• What you need to do:
Could each record be written out again exactly as it stands?

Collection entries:

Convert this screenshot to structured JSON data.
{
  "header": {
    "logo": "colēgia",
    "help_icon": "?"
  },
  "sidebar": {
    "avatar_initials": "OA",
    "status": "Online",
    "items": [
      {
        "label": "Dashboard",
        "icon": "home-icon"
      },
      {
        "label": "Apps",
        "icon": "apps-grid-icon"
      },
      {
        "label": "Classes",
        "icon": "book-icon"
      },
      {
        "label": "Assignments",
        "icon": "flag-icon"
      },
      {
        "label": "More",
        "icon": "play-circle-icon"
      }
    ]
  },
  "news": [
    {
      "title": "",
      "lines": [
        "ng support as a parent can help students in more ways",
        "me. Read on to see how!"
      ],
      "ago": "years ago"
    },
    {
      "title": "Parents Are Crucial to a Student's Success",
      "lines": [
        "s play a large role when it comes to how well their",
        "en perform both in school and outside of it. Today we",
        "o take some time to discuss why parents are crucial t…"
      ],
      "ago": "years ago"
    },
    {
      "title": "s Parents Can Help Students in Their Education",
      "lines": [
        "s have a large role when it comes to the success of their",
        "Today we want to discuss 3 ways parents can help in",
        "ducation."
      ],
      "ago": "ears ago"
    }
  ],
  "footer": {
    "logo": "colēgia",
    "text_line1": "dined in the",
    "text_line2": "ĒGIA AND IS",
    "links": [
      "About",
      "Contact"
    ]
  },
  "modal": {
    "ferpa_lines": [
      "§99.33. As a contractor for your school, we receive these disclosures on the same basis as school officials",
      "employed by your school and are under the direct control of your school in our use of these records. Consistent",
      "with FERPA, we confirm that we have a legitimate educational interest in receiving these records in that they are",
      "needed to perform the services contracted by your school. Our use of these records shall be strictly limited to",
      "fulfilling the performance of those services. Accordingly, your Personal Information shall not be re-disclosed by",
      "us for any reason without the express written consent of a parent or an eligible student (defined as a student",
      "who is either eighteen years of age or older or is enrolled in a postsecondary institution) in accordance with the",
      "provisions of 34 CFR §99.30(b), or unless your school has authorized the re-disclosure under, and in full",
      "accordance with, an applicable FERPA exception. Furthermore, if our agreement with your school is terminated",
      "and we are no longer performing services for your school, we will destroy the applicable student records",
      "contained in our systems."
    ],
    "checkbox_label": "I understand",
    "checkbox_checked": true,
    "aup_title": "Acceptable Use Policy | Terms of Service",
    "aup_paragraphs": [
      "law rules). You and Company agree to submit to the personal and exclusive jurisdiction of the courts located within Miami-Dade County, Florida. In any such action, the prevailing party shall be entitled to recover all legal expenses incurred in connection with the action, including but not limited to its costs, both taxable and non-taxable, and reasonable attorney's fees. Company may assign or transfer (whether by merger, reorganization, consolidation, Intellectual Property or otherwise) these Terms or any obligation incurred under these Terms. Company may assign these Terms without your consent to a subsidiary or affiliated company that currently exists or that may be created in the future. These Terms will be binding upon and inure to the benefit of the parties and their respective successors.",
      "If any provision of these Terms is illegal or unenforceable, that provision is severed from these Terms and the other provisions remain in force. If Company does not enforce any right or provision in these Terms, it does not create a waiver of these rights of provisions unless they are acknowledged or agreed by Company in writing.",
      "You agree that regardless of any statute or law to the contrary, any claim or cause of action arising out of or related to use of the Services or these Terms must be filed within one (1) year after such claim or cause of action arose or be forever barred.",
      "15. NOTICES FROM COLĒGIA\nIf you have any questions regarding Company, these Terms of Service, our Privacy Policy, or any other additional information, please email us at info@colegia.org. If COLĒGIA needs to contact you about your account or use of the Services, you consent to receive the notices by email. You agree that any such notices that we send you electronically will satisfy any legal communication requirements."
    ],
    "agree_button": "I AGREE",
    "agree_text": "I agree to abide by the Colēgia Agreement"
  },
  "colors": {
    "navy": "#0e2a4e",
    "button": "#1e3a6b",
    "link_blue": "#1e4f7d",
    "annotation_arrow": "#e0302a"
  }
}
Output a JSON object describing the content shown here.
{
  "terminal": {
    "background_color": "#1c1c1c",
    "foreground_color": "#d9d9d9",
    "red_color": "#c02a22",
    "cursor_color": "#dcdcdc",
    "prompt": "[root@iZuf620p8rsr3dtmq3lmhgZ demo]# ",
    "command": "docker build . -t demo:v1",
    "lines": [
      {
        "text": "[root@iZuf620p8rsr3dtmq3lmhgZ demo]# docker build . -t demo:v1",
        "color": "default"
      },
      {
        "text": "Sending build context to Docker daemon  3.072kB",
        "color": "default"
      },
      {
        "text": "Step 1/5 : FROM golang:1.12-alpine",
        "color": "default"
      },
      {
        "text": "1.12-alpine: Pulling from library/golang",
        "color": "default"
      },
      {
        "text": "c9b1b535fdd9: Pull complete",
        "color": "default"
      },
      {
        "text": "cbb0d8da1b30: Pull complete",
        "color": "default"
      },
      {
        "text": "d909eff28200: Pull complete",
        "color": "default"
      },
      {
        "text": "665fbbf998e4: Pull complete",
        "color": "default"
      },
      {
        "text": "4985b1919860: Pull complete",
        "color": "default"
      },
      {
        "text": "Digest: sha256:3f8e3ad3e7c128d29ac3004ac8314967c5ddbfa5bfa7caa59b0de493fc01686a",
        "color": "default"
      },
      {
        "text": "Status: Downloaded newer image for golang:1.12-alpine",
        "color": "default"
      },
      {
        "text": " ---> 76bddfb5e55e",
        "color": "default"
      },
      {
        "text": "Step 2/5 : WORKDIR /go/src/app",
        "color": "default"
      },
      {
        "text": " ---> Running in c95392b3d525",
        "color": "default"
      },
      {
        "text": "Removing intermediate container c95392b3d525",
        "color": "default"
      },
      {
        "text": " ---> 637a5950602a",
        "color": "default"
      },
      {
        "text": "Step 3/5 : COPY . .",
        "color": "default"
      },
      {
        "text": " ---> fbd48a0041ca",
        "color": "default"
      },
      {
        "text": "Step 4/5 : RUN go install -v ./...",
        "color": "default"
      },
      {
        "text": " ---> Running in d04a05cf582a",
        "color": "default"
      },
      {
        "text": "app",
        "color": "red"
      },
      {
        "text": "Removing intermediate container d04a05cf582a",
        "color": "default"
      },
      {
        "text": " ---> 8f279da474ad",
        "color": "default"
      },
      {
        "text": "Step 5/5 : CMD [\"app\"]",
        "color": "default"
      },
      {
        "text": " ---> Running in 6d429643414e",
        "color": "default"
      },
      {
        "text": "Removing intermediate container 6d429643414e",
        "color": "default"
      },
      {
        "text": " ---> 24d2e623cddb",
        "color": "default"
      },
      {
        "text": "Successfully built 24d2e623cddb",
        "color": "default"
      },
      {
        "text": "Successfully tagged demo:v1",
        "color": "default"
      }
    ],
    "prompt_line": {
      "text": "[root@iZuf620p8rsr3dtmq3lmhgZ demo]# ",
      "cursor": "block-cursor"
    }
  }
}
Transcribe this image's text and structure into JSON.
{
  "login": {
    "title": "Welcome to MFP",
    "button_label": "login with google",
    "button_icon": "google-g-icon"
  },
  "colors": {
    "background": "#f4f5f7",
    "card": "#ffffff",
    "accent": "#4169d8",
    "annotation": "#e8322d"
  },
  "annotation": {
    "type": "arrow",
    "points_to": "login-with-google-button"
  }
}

• Answer area:
Convert this screenshot to structured JSON data.
{
  "header": {
    "logo": "colēgia",
    "help_icon": "?"
  },
  "sidebar": {
    "avatar_initials": "OA",
    "status": "Online",
    "items": [
      {
        "label": "Dashboard",
        "icon": "home-icon"
      },
      {
        "label": "Apps",
        "icon": "apps-grid-icon"
      },
      {
        "label": "Classes",
        "icon": "book-icon"
      },
      {
        "label": "Assignments",
        "icon": "flag-icon"
      },
      {
        "label": "More",
        "icon": "play-circle-icon"
      }
    ]
  },
  "news": [
    {
      "title": "",
      "lines": [
        "ng support as a parent can help students in more ways",
        "me. Read on to see how!"
      ],
      "ago": "years ago"
    },
    {
      "title": "Parents Are Crucial to a Student's Success",
      "lines": [
        "s play a large role when it comes to how well their",
        "en perform both in school and outside of it. Today we",
        "o take some time to discuss why parents are crucial t…"
      ],
      "ago": "years ago"
    },
    {
      "title": "s Parents Can Help Students in Their Education",
      "lines": [
        "s have a large role when it comes to the success of their",
        "Today we want to discuss 3 ways parents can help in",
        "ducation."
      ],
      "ago": "ears ago"
    }
  ],
  "footer": {
    "logo": "colēgia",
    "text_line1": "dined in the",
    "text_line2": "ĒGIA AND IS",
    "links": [
      "About",
      "Contact"
    ]
  },
  "modal": {
    "ferpa_lines": [
      "§99.33. As a contractor for your school, we receive these disclosures on the same basis as school officials",
      "employed by your school and are under the direct control of your school in our use of these records. Consistent",
      "with FERPA, we confirm that we have a legitimate educational interest in receiving these records in that they are",
      "needed to perform the services contracted by your school. Our use of these records shall be strictly limited to",
      "fulfilling the performance of those services. Accordingly, your Personal Information shall not be re-disclosed by",
      "us for any reason without the express written consent of a parent or an eligible student (defined as a student",
      "who is either eighteen years of age or older or is enrolled in a postsecondary institution) in accordance with the",
      "provisions of 34 CFR §99.30(b), or unless your school has authorized the re-disclosure under, and in full",
      "accordance with, an applicable FERPA exception. Furthermore, if our agreement with your school is terminated",
      "and we are no longer performing services for your school, we will destroy the applicable student records",
      "contained in our systems."
    ],
    "checkbox_label": "I understand",
    "checkbox_checked": true,
    "aup_title": "Acceptable Use Policy | Terms of Service",
    "aup_paragraphs": [
      "law rules). You and Company agree to submit to the personal and exclusive jurisdiction of the courts located within Miami-Dade County, Florida. In any such action, the prevailing party shall be entitled to recover all legal expenses incurred in connection with the action, including but not limited to its costs, both taxable and non-taxable, and reasonable attorney's fees. Company may assign or transfer (whether by merger, reorganization, consolidation, Intellectual Property or otherwise) these Terms or any obligation incurred under these Terms. Company may assign these Terms without your consent to a subsidiary or affiliated company that currently exists or that may be created in the future. These Terms will be binding upon and inure to the benefit of the parties and their respective successors.",
      "If any provision of these Terms is illegal or unenforceable, that provision is severed from these Terms and the other provisions remain in force. If Company does not enforce any right or provision in these Terms, it does not create a waiver of these rights of provisions unless they are acknowledged or agreed by Company in writing.",
      "You agree that regardless of any statute or law to the contrary, any claim or cause of action arising out of or related to use of the Services or these Terms must be filed within one (1) year after such claim or cause of action arose or be forever barred.",
      "15. NOTICES FROM COLĒGIA\nIf you have any questions regarding Company, these Terms of Service, our Privacy Policy, or any other additional information, please email us at info@colegia.org. If COLĒGIA needs to contact you about your account or use of the Services, you consent to receive the notices by email. You agree that any such notices that we send you electronically will satisfy any legal communication requirements."
    ],
    "agree_button": "I AGREE",
    "agree_text": "I agree to abide by the Colēgia Agreement"
  },
  "colors": {
    "navy": "#0e2a4e",
    "button": "#1e3a6b",
    "link_blue": "#1e4f7d",
    "annotation_arrow": "#e0302a"
  }
}
Output a JSON object describing the content shown here.
{
  "terminal": {
    "background_color": "#1c1c1c",
    "foreground_color": "#d9d9d9",
    "red_color": "#c02a22",
    "cursor_color": "#dcdcdc",
    "prompt": "[root@iZuf620p8rsr3dtmq3lmhgZ demo]# ",
    "command": "docker build . -t demo:v1",
    "lines": [
      {
        "text": "[root@iZuf620p8rsr3dtmq3lmhgZ demo]# docker build . -t demo:v1",
        "color": "default"
      },
      {
        "text": "Sending build context to Docker daemon  3.072kB",
        "color": "default"
      },
      {
        "text": "Step 1/5 : FROM golang:1.12-alpine",
        "color": "default"
      },
      {
        "text": "1.12-alpine: Pulling from library/golang",
        "color": "default"
      },
      {
        "text": "c9b1b535fdd9: Pull complete",
        "color": "default"
      },
      {
        "text": "cbb0d8da1b30: Pull complete",
        "color": "default"
      },
      {
        "text": "d909eff28200: Pull complete",
        "color": "default"
      },
      {
        "text": "665fbbf998e4: Pull complete",
        "color": "default"
      },
      {
        "text": "4985b1919860: Pull complete",
        "color": "default"
      },
      {
        "text": "Digest: sha256:3f8e3ad3e7c128d29ac3004ac8314967c5ddbfa5bfa7caa59b0de493fc01686a",
        "color": "default"
      },
      {
        "text": "Status: Downloaded newer image for golang:1.12-alpine",
        "color": "default"
      },
      {
        "text": " ---> 76bddfb5e55e",
        "color": "default"
      },
      {
        "text": "Step 2/5 : WORKDIR /go/src/app",
        "color": "default"
      },
      {
        "text": " ---> Running in c95392b3d525",
        "color": "default"
      },
      {
        "text": "Removing intermediate container c95392b3d525",
        "color": "default"
      },
      {
        "text": " ---> 637a5950602a",
        "color": "default"
      },
      {
        "text": "Step 3/5 : COPY . .",
        "color": "default"
      },
      {
        "text": " ---> fbd48a0041ca",
        "color": "default"
      },
      {
        "text": "Step 4/5 : RUN go install -v ./...",
        "color": "default"
      },
      {
        "text": " ---> Running in d04a05cf582a",
        "color": "default"
      },
      {
        "text": "app",
        "color": "red"
      },
      {
        "text": "Removing intermediate container d04a05cf582a",
        "color": "default"
      },
      {
        "text": " ---> 8f279da474ad",
        "color": "default"
      },
      {
        "text": "Step 5/5 : CMD [\"app\"]",
        "color": "default"
      },
      {
        "text": " ---> Running in 6d429643414e",
        "color": "default"
      },
      {
        "text": "Removing intermediate container 6d429643414e",
        "color": "default"
      },
      {
        "text": " ---> 24d2e623cddb",
        "color": "default"
      },
      {
        "text": "Successfully built 24d2e623cddb",
        "color": "default"
      },
      {
        "text": "Successfully tagged demo:v1",
        "color": "default"
      }
    ],
    "prompt_line": {
      "text": "[root@iZuf620p8rsr3dtmq3lmhgZ demo]# ",
      "cursor": "block-cursor"
    }
  }
}
Transcribe this image's text and structure into JSON.
{
  "login": {
    "title": "Welcome to MFP",
    "button_label": "login with google",
    "button_icon": "google-g-icon"
  },
  "colors": {
    "background": "#f4f5f7",
    "card": "#ffffff",
    "accent": "#4169d8",
    "annotation": "#e8322d"
  },
  "annotation": {
    "type": "arrow",
    "points_to": "login-with-google-button"
  }
}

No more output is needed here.